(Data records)
== Segment start ==

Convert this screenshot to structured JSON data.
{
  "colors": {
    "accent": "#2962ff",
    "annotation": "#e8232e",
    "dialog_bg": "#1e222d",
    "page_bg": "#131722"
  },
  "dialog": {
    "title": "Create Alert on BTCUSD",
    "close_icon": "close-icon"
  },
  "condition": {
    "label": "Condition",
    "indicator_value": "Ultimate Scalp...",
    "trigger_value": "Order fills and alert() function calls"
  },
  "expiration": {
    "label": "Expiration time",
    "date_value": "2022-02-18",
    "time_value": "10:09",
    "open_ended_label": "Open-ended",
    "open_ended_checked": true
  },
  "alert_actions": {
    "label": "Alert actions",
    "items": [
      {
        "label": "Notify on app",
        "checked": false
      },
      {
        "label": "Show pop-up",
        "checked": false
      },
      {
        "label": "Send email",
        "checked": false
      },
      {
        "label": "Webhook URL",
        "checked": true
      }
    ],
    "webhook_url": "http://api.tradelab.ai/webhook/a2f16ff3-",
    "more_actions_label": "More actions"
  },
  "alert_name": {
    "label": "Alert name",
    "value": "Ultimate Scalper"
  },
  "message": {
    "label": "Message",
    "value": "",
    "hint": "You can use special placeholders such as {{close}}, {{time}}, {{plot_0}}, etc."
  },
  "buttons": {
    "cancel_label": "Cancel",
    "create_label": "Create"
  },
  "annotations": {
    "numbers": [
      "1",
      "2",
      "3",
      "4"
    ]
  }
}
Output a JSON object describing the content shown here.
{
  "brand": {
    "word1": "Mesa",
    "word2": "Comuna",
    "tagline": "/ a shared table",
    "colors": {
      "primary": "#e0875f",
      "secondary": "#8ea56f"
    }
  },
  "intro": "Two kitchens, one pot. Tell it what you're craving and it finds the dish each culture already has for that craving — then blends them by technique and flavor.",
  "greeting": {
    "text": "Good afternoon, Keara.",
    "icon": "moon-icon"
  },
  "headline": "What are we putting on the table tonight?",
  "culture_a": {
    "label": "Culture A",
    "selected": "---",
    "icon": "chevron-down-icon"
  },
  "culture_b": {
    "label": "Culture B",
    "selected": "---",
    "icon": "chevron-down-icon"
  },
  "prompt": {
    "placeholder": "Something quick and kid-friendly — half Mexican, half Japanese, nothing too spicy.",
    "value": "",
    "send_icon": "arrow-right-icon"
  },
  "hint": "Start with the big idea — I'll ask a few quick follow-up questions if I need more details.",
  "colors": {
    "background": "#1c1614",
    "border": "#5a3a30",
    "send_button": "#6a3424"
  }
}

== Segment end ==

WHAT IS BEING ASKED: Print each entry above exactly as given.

WRITTEN SOLUTION:
Convert this screenshot to structured JSON data.
{
  "colors": {
    "accent": "#2962ff",
    "annotation": "#e8232e",
    "dialog_bg": "#1e222d",
    "page_bg": "#131722"
  },
  "dialog": {
    "title": "Create Alert on BTCUSD",
    "close_icon": "close-icon"
  },
  "condition": {
    "label": "Condition",
    "indicator_value": "Ultimate Scalp...",
    "trigger_value": "Order fills and alert() function calls"
  },
  "expiration": {
    "label": "Expiration time",
    "date_value": "2022-02-18",
    "time_value": "10:09",
    "open_ended_label": "Open-ended",
    "open_ended_checked": true
  },
  "alert_actions": {
    "label": "Alert actions",
    "items": [
      {
        "label": "Notify on app",
        "checked": false
      },
      {
        "label": "Show pop-up",
        "checked": false
      },
      {
        "label": "Send email",
        "checked": false
      },
      {
        "label": "Webhook URL",
        "checked": true
      }
    ],
    "webhook_url": "http://api.tradelab.ai/webhook/a2f16ff3-",
    "more_actions_label": "More actions"
  },
  "alert_name": {
    "label": "Alert name",
    "value": "Ultimate Scalper"
  },
  "message": {
    "label": "Message",
    "value": "",
    "hint": "You can use special placeholders such as {{close}}, {{time}}, {{plot_0}}, etc."
  },
  "buttons": {
    "cancel_label": "Cancel",
    "create_label": "Create"
  },
  "annotations": {
    "numbers": [
      "1",
      "2",
      "3",
      "4"
    ]
  }
}
Output a JSON object describing the content shown here.
{
  "brand": {
    "word1": "Mesa",
    "word2": "Comuna",
    "tagline": "/ a shared table",
    "colors": {
      "primary": "#e0875f",
      "secondary": "#8ea56f"
    }
  },
  "intro": "Two kitchens, one pot. Tell it what you're craving and it finds the dish each culture already has for that craving — then blends them by technique and flavor.",
  "greeting": {
    "text": "Good afternoon, Keara.",
    "icon": "moon-icon"
  },
  "headline": "What are we putting on the table tonight?",
  "culture_a": {
    "label": "Culture A",
    "selected": "---",
    "icon": "chevron-down-icon"
  },
  "culture_b": {
    "label": "Culture B",
    "selected": "---",
    "icon": "chevron-down-icon"
  },
  "prompt": {
    "placeholder": "Something quick and kid-friendly — half Mexican, half Japanese, nothing too spicy.",
    "value": "",
    "send_icon": "arrow-right-icon"
  },
  "hint": "Start with the big idea — I'll ask a few quick follow-up questions if I need more details.",
  "colors": {
    "background": "#1c1614",
    "border": "#5a3a30",
    "send_button": "#6a3424"
  }
}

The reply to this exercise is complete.